Donna Linn

I Do, But I Don’t!

By Donna Linn,
Healthy Planet Columnist

 It occurs to me that many of us are guilty of saying yes when we really mean no. Being gracious and thoughtful human beings, we’d rather hurt ourselves than those whom we love. I remember a friend popping by who cheerfully announced she was no longer the “yes” girl. “I’m tired of being taken advantage of,” she said. She plopped on my sofa and proudly proclaimed she was the “no” girl. I listened, captivated. Could it be that saying yes is a bona fide syndrome?
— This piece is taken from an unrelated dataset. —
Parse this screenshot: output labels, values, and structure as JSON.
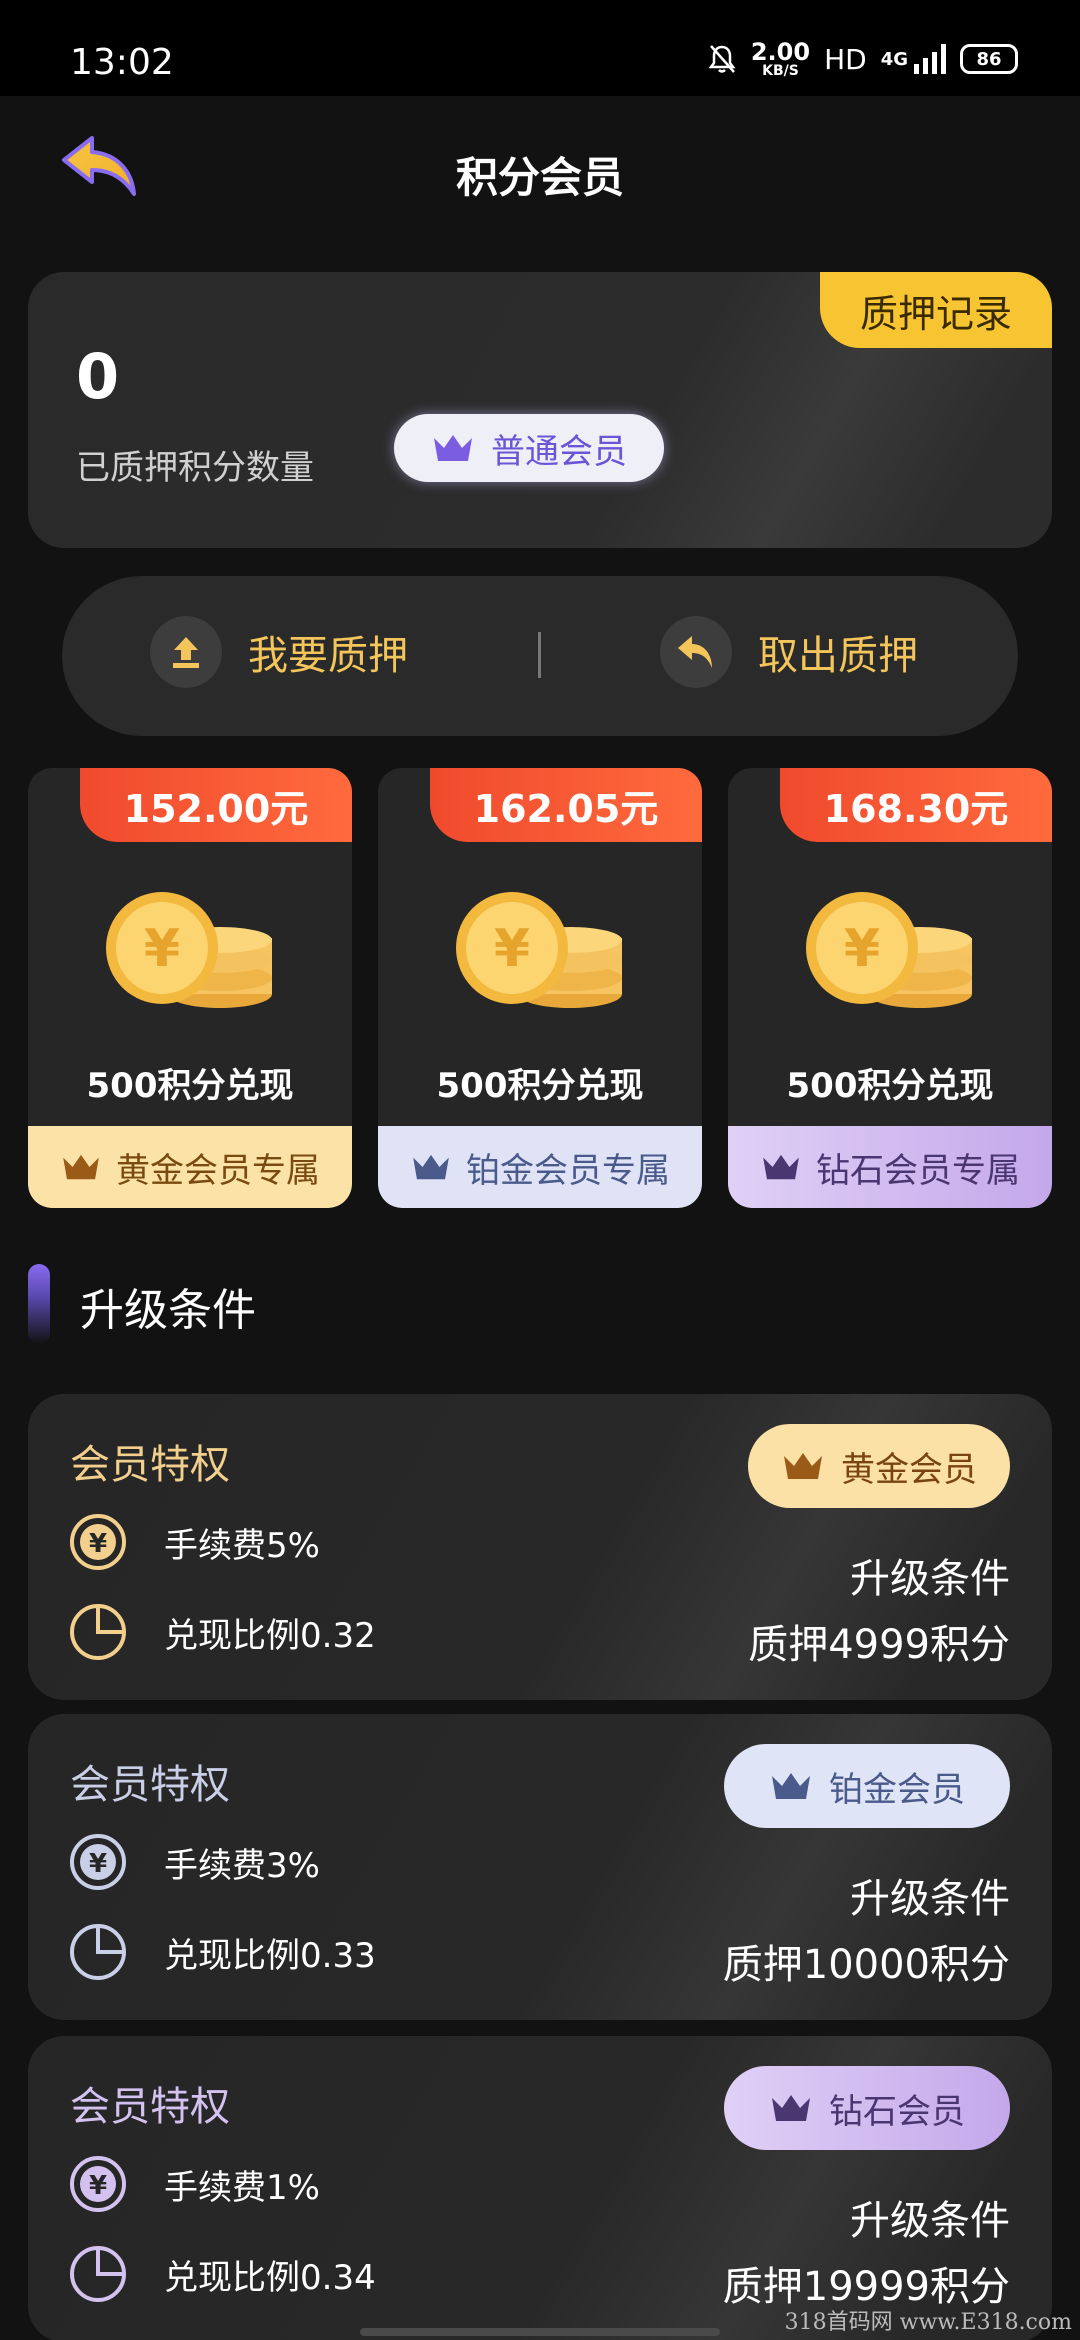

 I was reminded of the many times I, too, said yes. A little critter-sitting for Popcat? Count me in. Watch your paint dry? I’ll be there in a jiff. My mother left me with a long legacy of saying yes. She was particularly vulnerable to sales reps offering a complimentary snow globe that seemed to multiply on our mantel piece. If we mean no, why do we continue saying yes?

 It’s easy to quickly agree when somebody asks us to do something; we don’t want to disappoint. Our way of giving back is to be useful and valuable to others. Saying yes to family, especially our children, makes us feel good. Fear of rejection and abandonment is another reason for saying yes. We all want to be thought of as loveable creatures. Additionally, many of us fear conflict; it’s just easier to keep the peace.

 But saying yes reflexively can cause us to feel anger and resentment. We should learn to prioritize and admit to ourselves we can’t do everything. When we do too much for others, our own needs are often ignored. Setting boundaries is crucial; replenishing our body and mind is vital for our well-being. It’s also important to keep the promises we’ve made to ourselves; they’re often the most important promises of all. Going on a trip, or a night on the town with our significant other, is good for the soul.

 A lot has transpired since the “no” girl plopped on my sofa. Popcat has crossed over the Rainbow Bridge. I’ve also learned how to say no in the most creative ways. “You can’t afford me, honey,” or “sorry, I have to walk my cheetah now.” One of the challenges of trying something new is that one day we’ll be put to the test.

 “Hello, dear,” said the voice on the phone. “Pepper needs a critter-sitter!”

Donna Linn, M.A. is a communication specialist, educator, and interviewer. Contact Donna at showmetalkradio@gmail.com.